IMC 2016: Sessions

Session 1310: Not all Roads Lead to Rome: Barbarians, Nomads, Outlaws, and the Antithesis of the Roman World

Wednesday 6 July 2016, 16.30-18.00

Sponsor:Cooperative Centre for the Centrality of Peripheries
Organiser:Hervin Fernández-Aceves, School of History, University of Leeds
Moderator/Chair:Hervin Fernández-Aceves, School of History, University of Leeds
Paper 1310-aPrimitivism and the Concept of the Noble Savage in the Works and Thought of Dio Chrysostom
(Language: English)
Ioannis Papadopoulos, School of History, University of Leeds
Ioannis Papadopoulos, School of History, University of Leeds
Ioannis Papadopoulos, School of History, University of Leeds
Index terms: Byzantine Studies, Mentalities, Political Thought
Paper 1310-b'Better to Live Free as a Barbarian than as a Slave under Rome': The Rhetoric and Reality of Lower-Class Alignment with Barbarians during the 4th and 5th Centuries
(Language: English)
Michael Burrows, School of History, University of Leeds
Michael Burrows, School of History, University of Leeds
Michael Burrows, School of History, University of Leeds
Index terms: Mentalities, Political Thought, Social History
Paper 1310-c'Father Gradivus, Who Rules over the Getic Fields': Jordanes and the Ontological Question of Nomadic and Pastoral Societies
(Language: English)
Otávio Luiz Vieira Pinto, School of History, University of Leeds / Coordenação de Aperfeiçoamento de Pessoal de Nível Superior (CAPES)
Otávio Luiz Vieira Pinto, School of History, University of Leeds / Coordenação de Aperfeiçoamento de Pessoal de Nível Superior (CAPES)
Otávio Luiz Vieira Pinto, School of History, University of Leeds / Coordenação de Aperfeiçoamento de Pessoal de Nível Superior (CAPES)
Index terms: Mentalities, Political Thought, Rhetoric
Abstract

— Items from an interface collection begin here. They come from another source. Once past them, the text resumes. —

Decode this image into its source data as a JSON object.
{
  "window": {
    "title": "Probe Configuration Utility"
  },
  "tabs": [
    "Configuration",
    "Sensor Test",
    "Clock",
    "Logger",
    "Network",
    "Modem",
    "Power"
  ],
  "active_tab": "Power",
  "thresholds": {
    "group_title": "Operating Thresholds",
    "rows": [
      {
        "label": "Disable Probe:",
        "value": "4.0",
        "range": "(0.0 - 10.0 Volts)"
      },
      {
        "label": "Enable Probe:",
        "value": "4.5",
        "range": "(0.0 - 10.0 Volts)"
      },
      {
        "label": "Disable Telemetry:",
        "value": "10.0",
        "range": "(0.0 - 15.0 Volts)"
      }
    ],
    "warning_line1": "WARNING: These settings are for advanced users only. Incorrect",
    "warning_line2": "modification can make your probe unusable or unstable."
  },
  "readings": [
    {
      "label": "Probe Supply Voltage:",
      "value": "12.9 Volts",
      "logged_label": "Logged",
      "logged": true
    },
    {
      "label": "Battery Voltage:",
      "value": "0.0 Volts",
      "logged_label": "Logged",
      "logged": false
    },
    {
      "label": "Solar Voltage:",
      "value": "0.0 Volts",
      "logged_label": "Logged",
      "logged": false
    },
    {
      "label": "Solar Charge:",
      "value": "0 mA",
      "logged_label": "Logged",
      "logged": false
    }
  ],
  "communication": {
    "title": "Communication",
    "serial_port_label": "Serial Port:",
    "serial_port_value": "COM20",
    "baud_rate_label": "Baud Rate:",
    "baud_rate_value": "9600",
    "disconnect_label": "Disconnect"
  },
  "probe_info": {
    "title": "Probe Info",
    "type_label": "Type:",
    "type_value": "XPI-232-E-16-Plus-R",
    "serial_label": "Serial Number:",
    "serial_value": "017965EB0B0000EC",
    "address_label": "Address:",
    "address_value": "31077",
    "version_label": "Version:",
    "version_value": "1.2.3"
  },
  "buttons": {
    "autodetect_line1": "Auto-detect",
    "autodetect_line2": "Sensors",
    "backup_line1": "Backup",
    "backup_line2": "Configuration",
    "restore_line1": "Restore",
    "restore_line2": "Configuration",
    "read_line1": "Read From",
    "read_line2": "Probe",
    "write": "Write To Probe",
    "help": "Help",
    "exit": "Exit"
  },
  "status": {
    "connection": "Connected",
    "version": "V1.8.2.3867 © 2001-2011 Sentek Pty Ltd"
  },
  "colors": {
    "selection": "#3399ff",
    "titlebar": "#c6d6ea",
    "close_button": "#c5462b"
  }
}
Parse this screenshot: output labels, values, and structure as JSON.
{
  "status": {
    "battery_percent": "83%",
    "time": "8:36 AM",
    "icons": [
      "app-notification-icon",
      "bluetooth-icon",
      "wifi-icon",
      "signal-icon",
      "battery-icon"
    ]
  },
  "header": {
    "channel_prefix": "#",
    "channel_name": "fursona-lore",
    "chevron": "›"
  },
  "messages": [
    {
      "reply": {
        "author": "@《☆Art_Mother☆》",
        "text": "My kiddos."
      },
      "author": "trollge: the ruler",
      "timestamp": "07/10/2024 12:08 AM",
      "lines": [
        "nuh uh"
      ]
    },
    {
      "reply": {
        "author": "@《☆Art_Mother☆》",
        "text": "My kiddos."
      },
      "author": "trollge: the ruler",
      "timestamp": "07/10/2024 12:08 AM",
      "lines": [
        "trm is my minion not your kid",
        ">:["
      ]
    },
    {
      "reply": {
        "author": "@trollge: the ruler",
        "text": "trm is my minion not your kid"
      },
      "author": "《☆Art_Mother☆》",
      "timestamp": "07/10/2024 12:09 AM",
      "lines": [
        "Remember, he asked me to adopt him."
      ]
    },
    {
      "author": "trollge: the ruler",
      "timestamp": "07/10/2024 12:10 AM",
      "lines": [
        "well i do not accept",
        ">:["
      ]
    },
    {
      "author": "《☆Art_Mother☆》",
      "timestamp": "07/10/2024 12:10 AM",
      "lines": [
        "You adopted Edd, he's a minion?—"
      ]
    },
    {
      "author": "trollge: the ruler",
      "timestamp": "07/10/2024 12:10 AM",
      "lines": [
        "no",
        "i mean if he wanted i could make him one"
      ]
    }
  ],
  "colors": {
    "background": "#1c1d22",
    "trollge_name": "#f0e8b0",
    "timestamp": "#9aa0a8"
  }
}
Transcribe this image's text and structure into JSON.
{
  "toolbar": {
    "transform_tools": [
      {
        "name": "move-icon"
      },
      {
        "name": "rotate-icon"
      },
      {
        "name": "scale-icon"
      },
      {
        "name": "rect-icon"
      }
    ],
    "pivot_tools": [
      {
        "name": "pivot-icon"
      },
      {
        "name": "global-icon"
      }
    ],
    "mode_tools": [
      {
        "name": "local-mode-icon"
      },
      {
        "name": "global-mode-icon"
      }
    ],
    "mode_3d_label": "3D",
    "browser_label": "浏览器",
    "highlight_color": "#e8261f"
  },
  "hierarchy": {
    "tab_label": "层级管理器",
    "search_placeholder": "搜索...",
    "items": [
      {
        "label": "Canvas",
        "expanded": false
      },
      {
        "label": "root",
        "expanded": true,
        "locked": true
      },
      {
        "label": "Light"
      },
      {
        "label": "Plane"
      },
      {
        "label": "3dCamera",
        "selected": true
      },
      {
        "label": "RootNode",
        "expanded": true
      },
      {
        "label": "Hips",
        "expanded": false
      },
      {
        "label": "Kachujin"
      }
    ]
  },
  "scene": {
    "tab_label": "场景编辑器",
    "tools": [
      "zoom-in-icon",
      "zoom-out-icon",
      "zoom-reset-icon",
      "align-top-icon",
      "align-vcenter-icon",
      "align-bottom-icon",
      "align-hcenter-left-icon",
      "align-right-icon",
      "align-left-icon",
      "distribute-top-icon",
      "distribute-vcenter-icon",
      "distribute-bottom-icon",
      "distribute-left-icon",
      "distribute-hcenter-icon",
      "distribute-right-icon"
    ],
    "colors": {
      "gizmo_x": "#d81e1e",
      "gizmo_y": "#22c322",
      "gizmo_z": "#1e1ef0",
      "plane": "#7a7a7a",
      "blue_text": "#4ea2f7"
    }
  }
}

The aim of this session is to discuss theoretical and existential aspects of the often tense balance between the Roman world and peripheral forces – in ethnic, cultural, and social ways. Papers will cover the rise of the ‘noble savage’ archetype amidst growing pessimism towards Roman customs; the echoes of this ideal perspective in the sixth century, when the contact with a myriad of nomadic tribes shook parts of the Empire; and how these foreign tribes emanated an aura of fostering hope for those who saw themselves alienated from Roman authority, like bandits and outlaws. Overall, this session will question the hegemony of Roman culture and bring concurrent, sometimes antagonistic existential forces to light.